◆ **TO DO**
Scan the entries below for the word "shortcut" and copy every line in which it occurs.

START GIVEN INFORMATION

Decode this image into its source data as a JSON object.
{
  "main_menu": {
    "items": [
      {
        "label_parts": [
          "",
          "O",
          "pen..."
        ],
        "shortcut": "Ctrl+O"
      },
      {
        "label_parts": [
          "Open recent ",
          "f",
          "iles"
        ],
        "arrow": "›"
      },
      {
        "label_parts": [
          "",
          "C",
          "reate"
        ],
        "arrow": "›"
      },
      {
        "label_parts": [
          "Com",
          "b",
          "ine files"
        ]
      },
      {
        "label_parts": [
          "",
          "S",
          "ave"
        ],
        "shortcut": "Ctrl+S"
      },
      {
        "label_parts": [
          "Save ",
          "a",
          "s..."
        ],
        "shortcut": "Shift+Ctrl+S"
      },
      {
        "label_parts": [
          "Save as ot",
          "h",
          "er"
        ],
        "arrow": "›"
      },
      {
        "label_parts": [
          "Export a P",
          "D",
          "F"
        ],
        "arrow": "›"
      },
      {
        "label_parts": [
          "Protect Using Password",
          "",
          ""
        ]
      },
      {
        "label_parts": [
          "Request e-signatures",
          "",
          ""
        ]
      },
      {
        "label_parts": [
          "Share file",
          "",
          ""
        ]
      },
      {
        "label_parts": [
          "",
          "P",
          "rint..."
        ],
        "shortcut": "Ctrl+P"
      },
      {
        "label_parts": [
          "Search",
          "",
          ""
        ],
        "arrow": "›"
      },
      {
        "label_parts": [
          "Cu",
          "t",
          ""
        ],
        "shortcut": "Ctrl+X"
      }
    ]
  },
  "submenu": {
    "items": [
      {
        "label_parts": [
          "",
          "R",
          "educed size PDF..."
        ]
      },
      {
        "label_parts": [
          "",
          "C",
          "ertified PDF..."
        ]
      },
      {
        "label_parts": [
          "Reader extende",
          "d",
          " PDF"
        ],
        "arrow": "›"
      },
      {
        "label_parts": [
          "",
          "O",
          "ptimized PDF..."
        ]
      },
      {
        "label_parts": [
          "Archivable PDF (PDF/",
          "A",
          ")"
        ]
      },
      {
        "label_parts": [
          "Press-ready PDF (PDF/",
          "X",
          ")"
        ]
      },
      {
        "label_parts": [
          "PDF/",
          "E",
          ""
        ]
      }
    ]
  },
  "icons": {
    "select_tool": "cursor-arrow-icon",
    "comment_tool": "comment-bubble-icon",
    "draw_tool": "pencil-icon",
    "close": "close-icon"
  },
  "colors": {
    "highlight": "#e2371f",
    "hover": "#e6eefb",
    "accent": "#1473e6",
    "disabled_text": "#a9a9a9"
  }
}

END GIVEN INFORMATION
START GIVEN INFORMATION

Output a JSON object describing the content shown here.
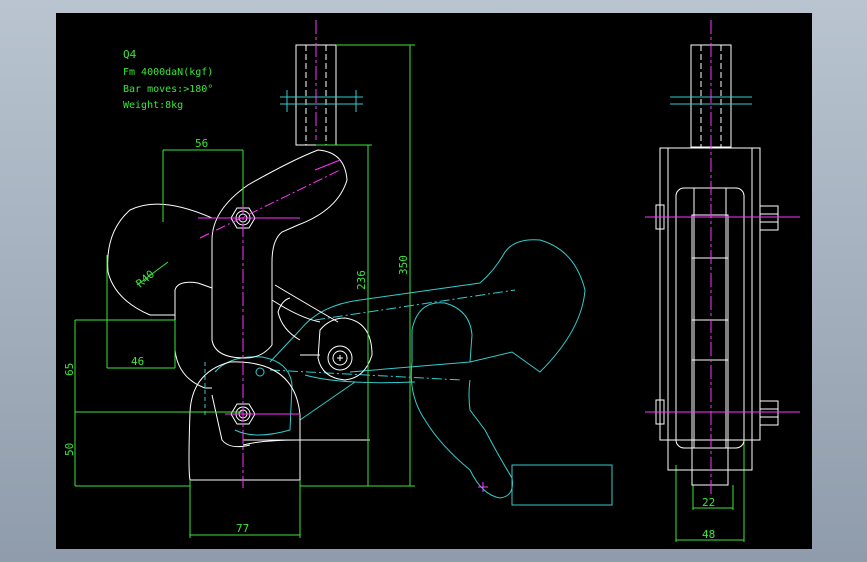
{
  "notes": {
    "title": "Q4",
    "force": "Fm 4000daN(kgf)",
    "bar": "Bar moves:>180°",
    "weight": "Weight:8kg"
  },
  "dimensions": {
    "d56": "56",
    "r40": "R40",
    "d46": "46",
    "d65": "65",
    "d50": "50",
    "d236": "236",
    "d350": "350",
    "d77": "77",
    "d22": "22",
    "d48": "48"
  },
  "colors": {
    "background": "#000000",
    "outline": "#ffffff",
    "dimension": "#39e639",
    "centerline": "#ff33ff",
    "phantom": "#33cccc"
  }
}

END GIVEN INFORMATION

◆ **EXERCISE OUTPUT**
        "shortcut": "Ctrl+O"
        "shortcut": "Ctrl+S"
        "shortcut": "Shift+Ctrl+S"
        "shortcut": "Ctrl+P"
        "shortcut": "Ctrl+X"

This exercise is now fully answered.